Extracted records
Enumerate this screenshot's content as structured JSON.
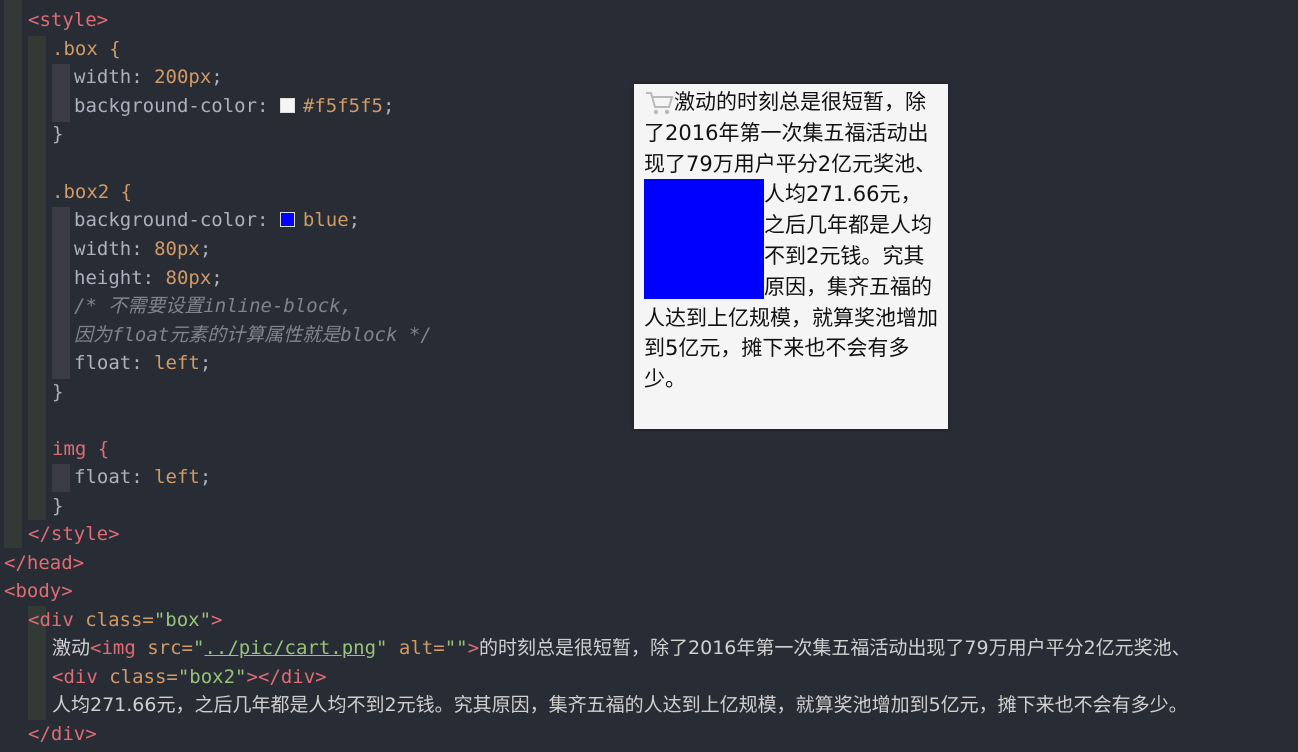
{
  "code": {
    "l1_indent": "  ",
    "style_open": "<style>",
    "box_selector": ".box {",
    "width_prop": "width: ",
    "width_val": "200px",
    "bg_prop": "background-color: ",
    "bg_val": "#f5f5f5",
    "close_brace": "}",
    "box2_selector": ".box2 {",
    "bg2_val": "blue",
    "width2_val": "80px",
    "height_prop": "height: ",
    "height2_val": "80px",
    "comment1": "/* 不需要设置inline-block,",
    "comment2": "因为float元素的计算属性就是block */",
    "float_prop": "float: ",
    "float_val": "left",
    "img_selector": "img {",
    "style_close": "</style>",
    "head_close": "</head>",
    "body_open": "<body>",
    "div_open_tag": "<div",
    "class_attr": " class=",
    "box_class": "\"box\"",
    "text1": "激动",
    "img_tag": "<img",
    "src_attr": " src=",
    "src_val": "../pic/cart.png",
    "alt_attr": " alt=",
    "alt_val": "\"\"",
    "text2": "的时刻总是很短暂，除了2016年第一次集五福活动出现了79万用户平分2亿元奖池、",
    "box2_class": "\"box2\"",
    "div_close": "</div>",
    "text3": "人均271.66元，之后几年都是人均不到2元钱。究其原因，集齐五福的人达到上亿规模，就算奖池增加到5亿元，摊下来也不会有多少。",
    "div_close_final": "</div>"
  },
  "preview": {
    "para_part1": "激动的时刻总是很短暂，除了2016年第一次集五福活动出现了79万用户平分2亿元奖池、",
    "para_part2": " 人均271.66元，之后几年都是人均不到2元钱。究其原因，集齐五福的人达到上亿规模，就算奖池增加到5亿元，摊下来也不会有多少。"
  },
  "colors": {
    "editor_bg": "#282c34",
    "swatch_f5": "#f5f5f5",
    "swatch_blue": "#0000ff"
  },
  "icons": {
    "cart": "cart-icon"
  }
}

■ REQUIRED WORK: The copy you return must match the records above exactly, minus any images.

■ EXERCISE OUTPUT:
Enumerate this screenshot's content as structured JSON.
{
  "code": {
    "l1_indent": "  ",
    "style_open": "<style>",
    "box_selector": ".box {",
    "width_prop": "width: ",
    "width_val": "200px",
    "bg_prop": "background-color: ",
    "bg_val": "#f5f5f5",
    "close_brace": "}",
    "box2_selector": ".box2 {",
    "bg2_val": "blue",
    "width2_val": "80px",
    "height_prop": "height: ",
    "height2_val": "80px",
    "comment1": "/* 不需要设置inline-block,",
    "comment2": "因为float元素的计算属性就是block */",
    "float_prop": "float: ",
    "float_val": "left",
    "img_selector": "img {",
    "style_close": "</style>",
    "head_close": "</head>",
    "body_open": "<body>",
    "div_open_tag": "<div",
    "class_attr": " class=",
    "box_class": "\"box\"",
    "text1": "激动",
    "img_tag": "<img",
    "src_attr": " src=",
    "src_val": "../pic/cart.png",
    "alt_attr": " alt=",
    "alt_val": "\"\"",
    "text2": "的时刻总是很短暂，除了2016年第一次集五福活动出现了79万用户平分2亿元奖池、",
    "box2_class": "\"box2\"",
    "div_close": "</div>",
    "text3": "人均271.66元，之后几年都是人均不到2元钱。究其原因，集齐五福的人达到上亿规模，就算奖池增加到5亿元，摊下来也不会有多少。",
    "div_close_final": "</div>"
  },
  "preview": {
    "para_part1": "激动的时刻总是很短暂，除了2016年第一次集五福活动出现了79万用户平分2亿元奖池、",
    "para_part2": " 人均271.66元，之后几年都是人均不到2元钱。究其原因，集齐五福的人达到上亿规模，就算奖池增加到5亿元，摊下来也不会有多少。"
  },
  "colors": {
    "editor_bg": "#282c34",
    "swatch_f5": "#f5f5f5",
    "swatch_blue": "#0000ff"
  },
  "icons": {
    "cart": "cart-icon"
  }
}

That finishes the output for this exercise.